» ACTIVITY:
Repeat all the records exactly, omitting pictures.

[Entries from a dataset of interfaces]
--*--
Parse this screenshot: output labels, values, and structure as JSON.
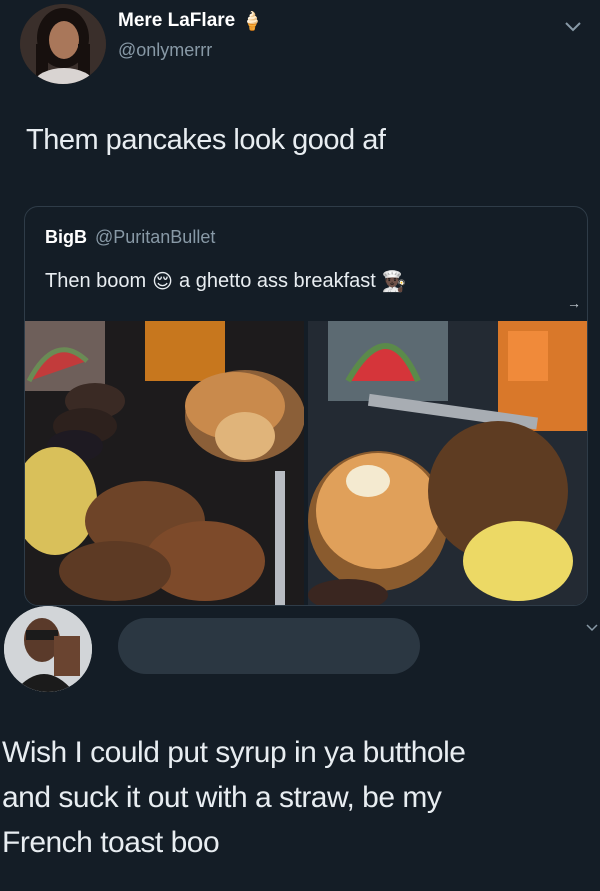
{
  "tweet": {
    "display_name": "Mere LaFlare",
    "name_emoji": "🍦",
    "handle": "@onlymerrr",
    "text": "Them pancakes look good af"
  },
  "quote": {
    "display_name": "BigB",
    "handle": "@PuritanBullet",
    "text_part1": "Then boom",
    "emoji1": "😌",
    "text_part2": "a ghetto ass breakfast",
    "emoji2": "👨🏿‍🍳",
    "arrow": "→"
  },
  "reply": {
    "text_line1": "Wish I could put syrup in ya butthole",
    "text_line2": "and suck it out with a straw, be my",
    "text_line3": "French toast boo"
  },
  "icons": [
    "chevron-down-icon",
    "icecream-emoji-icon",
    "relieved-emoji-icon",
    "cook-emoji-icon"
  ]
}
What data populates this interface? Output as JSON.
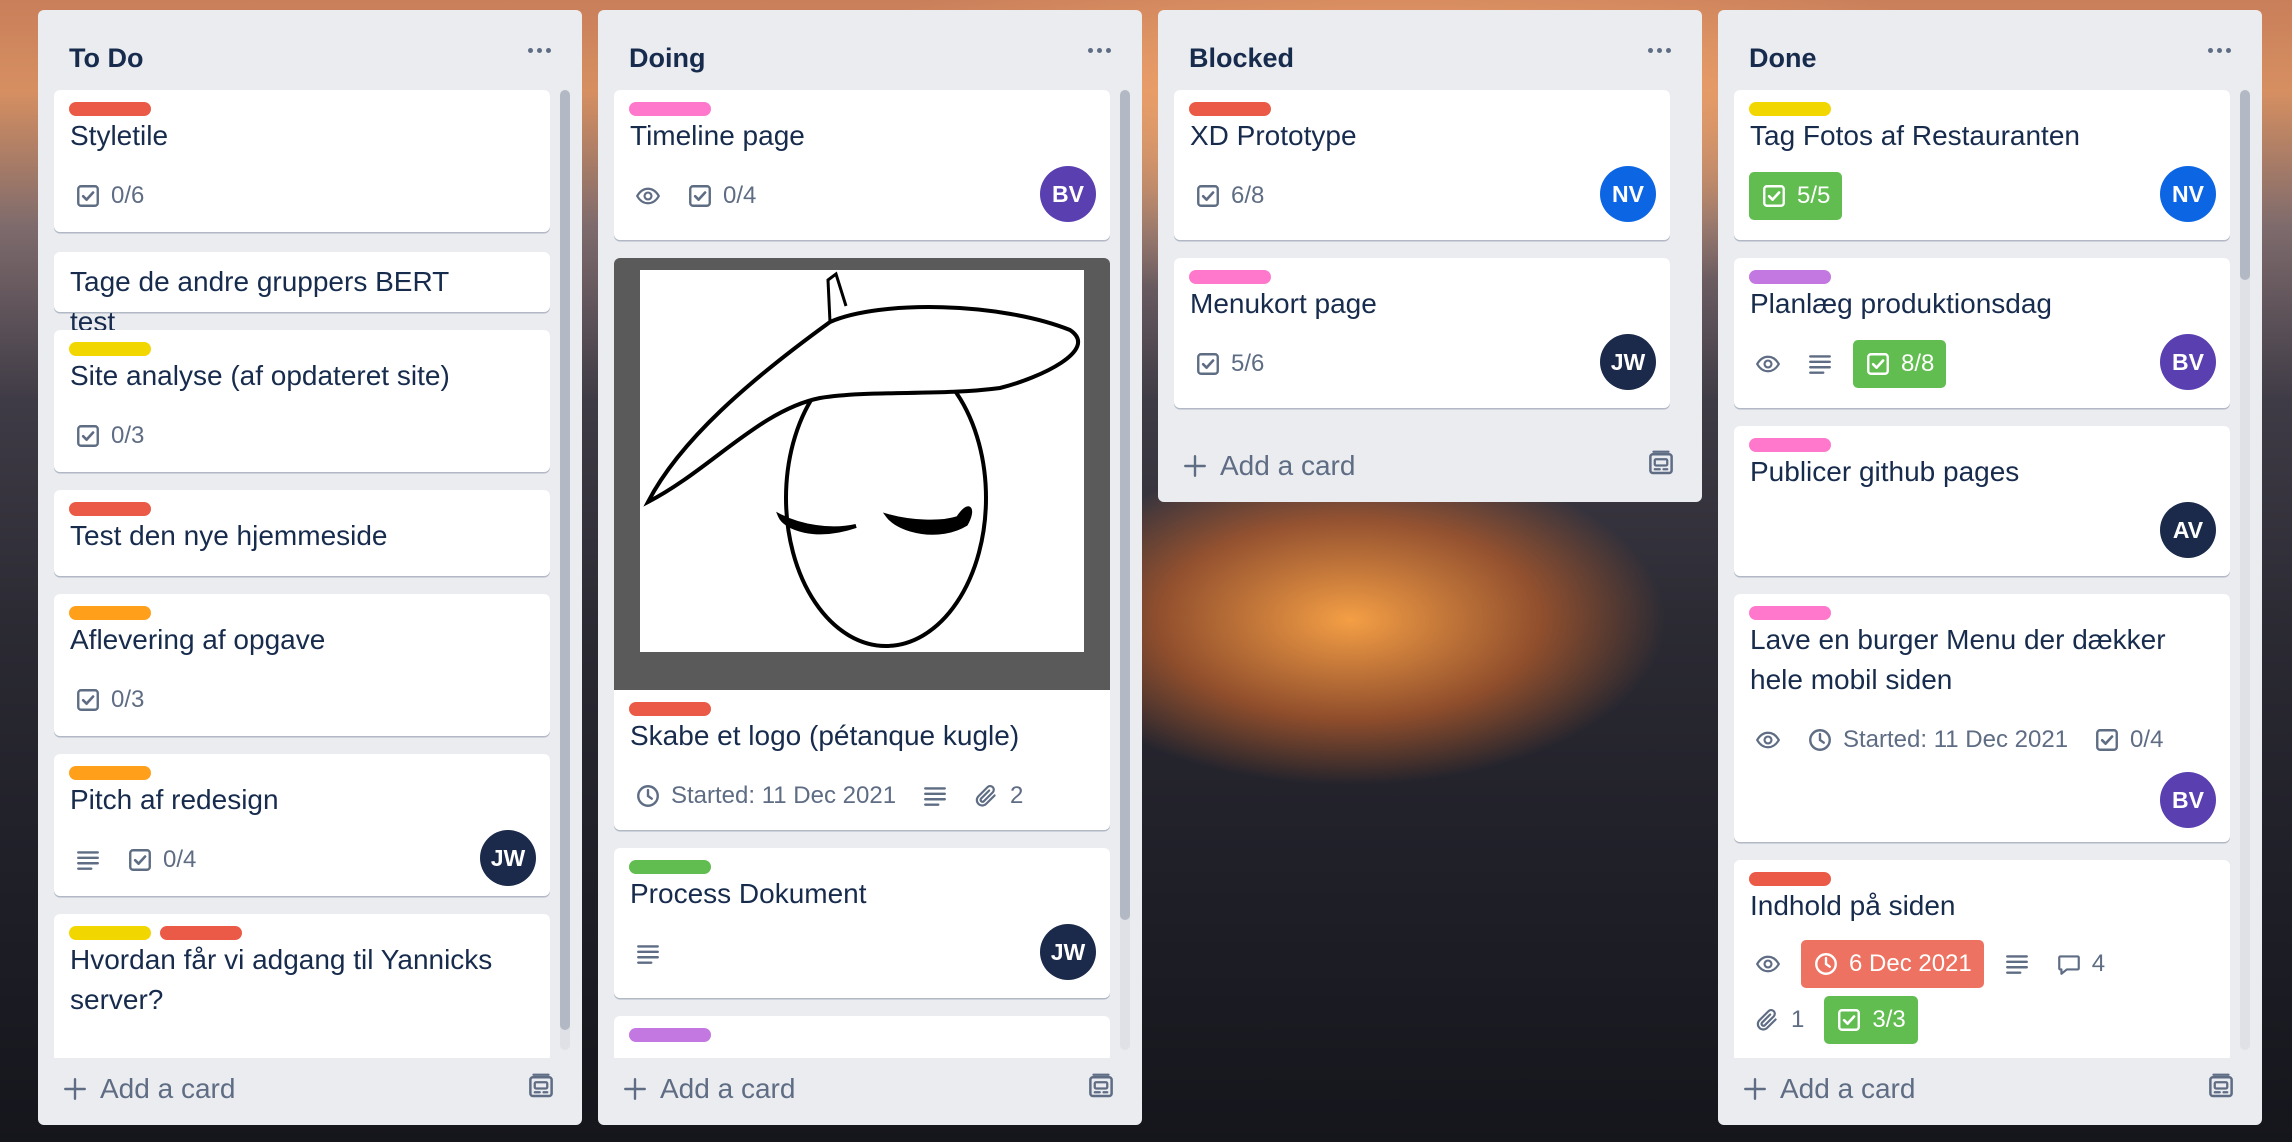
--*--
» TASK OUTPUT:
Parse this screenshot: output labels, values, and structure as JSON.
{
  "tweet": {
    "display_name": "Mere LaFlare",
    "name_emoji": "🍦",
    "handle": "@onlymerrr",
    "text": "Them pancakes look good af"
  },
  "quote": {
    "display_name": "BigB",
    "handle": "@PuritanBullet",
    "text_part1": "Then boom",
    "emoji1": "😌",
    "text_part2": "a ghetto ass breakfast",
    "emoji2": "👨🏿‍🍳",
    "arrow": "→"
  },
  "reply": {
    "text_line1": "Wish I could put syrup in ya butthole",
    "text_line2": "and suck it out with a straw, be my",
    "text_line3": "French toast boo"
  },
  "icons": [
    "chevron-down-icon",
    "icecream-emoji-icon",
    "relieved-emoji-icon",
    "cook-emoji-icon"
  ]
}
What data populates this interface? Output as JSON.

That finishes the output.